The nerds among us, including myself, grew up on science fiction movies such as Star Wars. We reveled in moments that were so far beyond what we could imagine – aliens, spacecraft and Jedi being some prominent examples. But we also took comfort in moments that we could relate to – the heartache of star-crossed lovers, the thrill of danger, and the journey of a hero. And if the hero got knocked down, there was always amazing technology that could get them back up. Bacta tanks were the answer to freezing in the cold of Hoth, R2-D2 could be patched up, and if you lost an arm, an animatronic replacement was just around the corner.
Modern medicine for amputees, however, is much closer to a peg-legged Captain Hooke than ‘a long time ago, in a galaxy far, far away.’ However, advances in medicine mean that a far greater number of people are able to survive injuries that the used to die from, including amputations of limbs. Along with the fact that these people are also going to be living far longer, we now live in a society where we try to get those who are disabled to live the most normal lives that they can. The problem is that modern limbs are very limited. Only recently have we been able to solve issues so that people have control of fine motor skills via the central nervous system, along with new increases in mobility and animatronics.
The main barrier that stands between the current world and Star Wars is the sense of touch. All false limbs currently are made without any sense in the appendages. This means that, even though you can pick something up, you can’t feel that you have done it. That doesn’t sound like so much of a problem, does it? Think again!
The reality is that our sense of touch is used so often we hardly think about it. We control the amount of force that we use to type on keyboards, open a door, or cradle a laughing child, by noting our grip strength and applied force. When you pick up a smooth metal water bottle, you have to apply a significantly greater amount of force to maintain your grip than you would have to if you were holding an orange. However, we can feel that we can use that force on the bottle without damaging it, while such force on an orange would crush it, through our sense of touch.
Unfortunately, amputees cannot benefit from this sense of touch. This makes their lives much more complicated. Given the fact that the control of their new limbs is far from perfect, and that the difference in force needed in the above example is significant and can result in damage, they must act with care every moment of their lives. Some things, such as holding a young child, can sometimes simply be beyond them.
Enter the combined Swiss-Italian research team led by neuro-engineer Silvestro Micera of Switzerland's Ecole Polytechnique Federale de Lausanne. Previous pilot programs in Europe and the US have been able to give patients who are test-driving the prototypes a sense of touch. However, this new research, Restoring Natural Sensory Feedback in Real-Time Bidirectional Hand Prostheses, published in Science Translational Medicine, takes technology even further.
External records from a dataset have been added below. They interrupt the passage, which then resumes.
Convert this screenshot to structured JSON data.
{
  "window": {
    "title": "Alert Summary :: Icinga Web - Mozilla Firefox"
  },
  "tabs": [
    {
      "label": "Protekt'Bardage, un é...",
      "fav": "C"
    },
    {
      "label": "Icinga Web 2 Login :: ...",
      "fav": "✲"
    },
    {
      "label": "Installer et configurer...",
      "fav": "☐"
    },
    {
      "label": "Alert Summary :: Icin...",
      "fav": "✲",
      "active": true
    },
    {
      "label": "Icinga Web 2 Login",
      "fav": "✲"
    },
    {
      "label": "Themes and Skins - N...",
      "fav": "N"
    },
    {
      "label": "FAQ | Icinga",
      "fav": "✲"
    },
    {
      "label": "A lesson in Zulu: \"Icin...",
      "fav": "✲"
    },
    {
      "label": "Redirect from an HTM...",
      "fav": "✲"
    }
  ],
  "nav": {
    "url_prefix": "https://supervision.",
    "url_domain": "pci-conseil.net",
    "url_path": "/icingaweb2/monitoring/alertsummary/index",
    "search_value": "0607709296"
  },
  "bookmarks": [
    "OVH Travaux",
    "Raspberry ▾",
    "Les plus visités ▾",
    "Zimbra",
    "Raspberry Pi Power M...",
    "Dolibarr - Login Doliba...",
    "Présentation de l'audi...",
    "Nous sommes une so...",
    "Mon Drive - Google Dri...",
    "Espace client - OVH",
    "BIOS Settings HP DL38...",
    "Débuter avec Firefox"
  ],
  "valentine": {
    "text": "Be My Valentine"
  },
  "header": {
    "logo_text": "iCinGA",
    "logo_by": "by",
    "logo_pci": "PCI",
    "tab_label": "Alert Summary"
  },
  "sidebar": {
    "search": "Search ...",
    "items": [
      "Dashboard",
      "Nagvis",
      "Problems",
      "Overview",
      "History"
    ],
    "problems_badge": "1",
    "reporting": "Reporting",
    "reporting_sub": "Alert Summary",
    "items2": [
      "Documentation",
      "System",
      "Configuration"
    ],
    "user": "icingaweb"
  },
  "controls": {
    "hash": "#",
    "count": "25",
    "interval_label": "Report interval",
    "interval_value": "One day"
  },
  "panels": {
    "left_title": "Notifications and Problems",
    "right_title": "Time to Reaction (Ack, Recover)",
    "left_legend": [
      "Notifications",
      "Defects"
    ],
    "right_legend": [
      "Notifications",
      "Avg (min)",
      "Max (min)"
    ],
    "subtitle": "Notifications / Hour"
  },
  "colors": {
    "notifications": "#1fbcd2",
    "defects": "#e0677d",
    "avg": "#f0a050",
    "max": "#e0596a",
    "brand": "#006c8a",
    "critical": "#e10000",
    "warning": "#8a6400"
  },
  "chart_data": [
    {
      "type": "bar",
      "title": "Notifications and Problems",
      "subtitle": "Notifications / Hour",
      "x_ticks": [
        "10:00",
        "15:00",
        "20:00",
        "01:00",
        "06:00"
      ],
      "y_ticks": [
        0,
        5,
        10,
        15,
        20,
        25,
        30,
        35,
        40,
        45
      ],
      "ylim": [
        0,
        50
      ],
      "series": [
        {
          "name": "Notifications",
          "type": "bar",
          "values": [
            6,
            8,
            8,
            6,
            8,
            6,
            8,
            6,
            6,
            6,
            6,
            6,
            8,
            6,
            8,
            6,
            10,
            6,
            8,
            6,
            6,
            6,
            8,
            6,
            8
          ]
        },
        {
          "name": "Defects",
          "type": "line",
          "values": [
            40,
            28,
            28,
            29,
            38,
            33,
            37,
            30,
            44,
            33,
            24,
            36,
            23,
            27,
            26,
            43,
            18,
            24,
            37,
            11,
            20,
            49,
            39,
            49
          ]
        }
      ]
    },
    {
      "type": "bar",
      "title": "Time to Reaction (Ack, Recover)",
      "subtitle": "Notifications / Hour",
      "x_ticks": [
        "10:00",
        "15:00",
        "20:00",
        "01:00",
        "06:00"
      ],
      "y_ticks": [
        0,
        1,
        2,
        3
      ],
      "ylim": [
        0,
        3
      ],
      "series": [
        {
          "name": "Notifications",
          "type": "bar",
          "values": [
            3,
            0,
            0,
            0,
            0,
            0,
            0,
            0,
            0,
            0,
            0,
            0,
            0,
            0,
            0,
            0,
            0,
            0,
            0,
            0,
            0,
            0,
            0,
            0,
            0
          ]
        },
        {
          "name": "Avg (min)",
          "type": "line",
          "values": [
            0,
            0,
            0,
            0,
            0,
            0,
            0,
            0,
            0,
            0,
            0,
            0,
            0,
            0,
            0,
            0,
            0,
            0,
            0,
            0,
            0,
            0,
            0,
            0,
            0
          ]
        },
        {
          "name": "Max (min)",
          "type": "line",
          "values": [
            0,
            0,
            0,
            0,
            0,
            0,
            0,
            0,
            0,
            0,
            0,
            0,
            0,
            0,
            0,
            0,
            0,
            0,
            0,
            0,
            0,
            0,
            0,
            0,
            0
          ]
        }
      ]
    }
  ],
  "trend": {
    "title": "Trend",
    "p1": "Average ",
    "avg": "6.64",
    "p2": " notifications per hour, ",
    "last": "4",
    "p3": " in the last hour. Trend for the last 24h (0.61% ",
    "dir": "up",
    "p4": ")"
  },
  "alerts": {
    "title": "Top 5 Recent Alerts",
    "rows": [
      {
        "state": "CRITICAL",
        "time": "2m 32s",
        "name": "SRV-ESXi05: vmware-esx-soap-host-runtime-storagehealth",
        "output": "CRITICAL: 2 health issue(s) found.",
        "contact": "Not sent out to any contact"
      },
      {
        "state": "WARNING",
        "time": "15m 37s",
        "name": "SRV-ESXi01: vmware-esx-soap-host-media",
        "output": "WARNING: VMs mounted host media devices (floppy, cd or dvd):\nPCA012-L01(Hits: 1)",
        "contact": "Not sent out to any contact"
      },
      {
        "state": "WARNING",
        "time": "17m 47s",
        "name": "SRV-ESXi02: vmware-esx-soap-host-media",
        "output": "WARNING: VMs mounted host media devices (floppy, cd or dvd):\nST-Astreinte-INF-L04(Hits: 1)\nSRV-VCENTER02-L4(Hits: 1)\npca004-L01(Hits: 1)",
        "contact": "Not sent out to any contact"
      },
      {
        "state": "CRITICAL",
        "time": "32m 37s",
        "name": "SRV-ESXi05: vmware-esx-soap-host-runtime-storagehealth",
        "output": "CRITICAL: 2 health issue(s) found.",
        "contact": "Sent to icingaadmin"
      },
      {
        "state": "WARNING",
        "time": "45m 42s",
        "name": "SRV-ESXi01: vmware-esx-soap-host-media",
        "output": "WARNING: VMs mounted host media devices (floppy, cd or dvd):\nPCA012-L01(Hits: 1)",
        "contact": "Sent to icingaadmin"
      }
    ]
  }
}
As the Sydney Morning Herald reported, the test subject of the new technology was “not only could tell differences in the shape and hardness of objects, he also could quickly react and adjust his grip.” This ability to react and adjust is key, allowing amputees to use their new limbs as if they were their original appendages. Micera noted that, even with this primitive prototype, "[The test subject] was able to use this information immediately in a quite sophisticated way."
Key to this new technology is the implanting of nerve sensors into the nerve endings in the amputated limbs. This innovative adaptation allows for direct motor control and sensory feedback. Scientific innovation of this sort is the result of not only the individual scientists and engineers working on the project and experimenting with different approaches, but also building upon the innovations of generations of scientists that have come before them. The creativity has to be seen, as Sterberg et al argue, not as the invention of a new thing, but rather as the improvement and application of existing things in a new way.
Dennis Sorensen of Denmark, the test subject of the new technology, raved about the results. "It was just amazing," he said. "It was the closest I have had to feeling like a normal hand." Sorensen is also very excited about moving past the primitive nature of current prosthetics. "You always have to look and see what's going on, so that's what is so much different from this new hand that I tried," said Sorensen, alluding to difficulties including dropped plates and crushed objects.
Noted scientists praised the joint venture as “an important step.” Biomedical engineer Dustin Tyler, leader of a similar research project in Ohio, commended the work, noting that “it is really putting the brain back in control of the system.” University of Pittsburgh neurobiologist Andrew Schwartz noted the simplicity of the project, adding that "It shows with a few sensors and some pretty elementary technology, they can recover a fair amount of functionality."
While mass production, or even a portable version, of this technology is still years away from development, the clear advance in this technology is worthy of commendation. The best thing is that, for the millions of amputees around the world, this means that soon they will be able to live their lives more like those with healthy limbs. For the nerds among us, it’s even more exciting – the reality is that Star Wars is that much closer.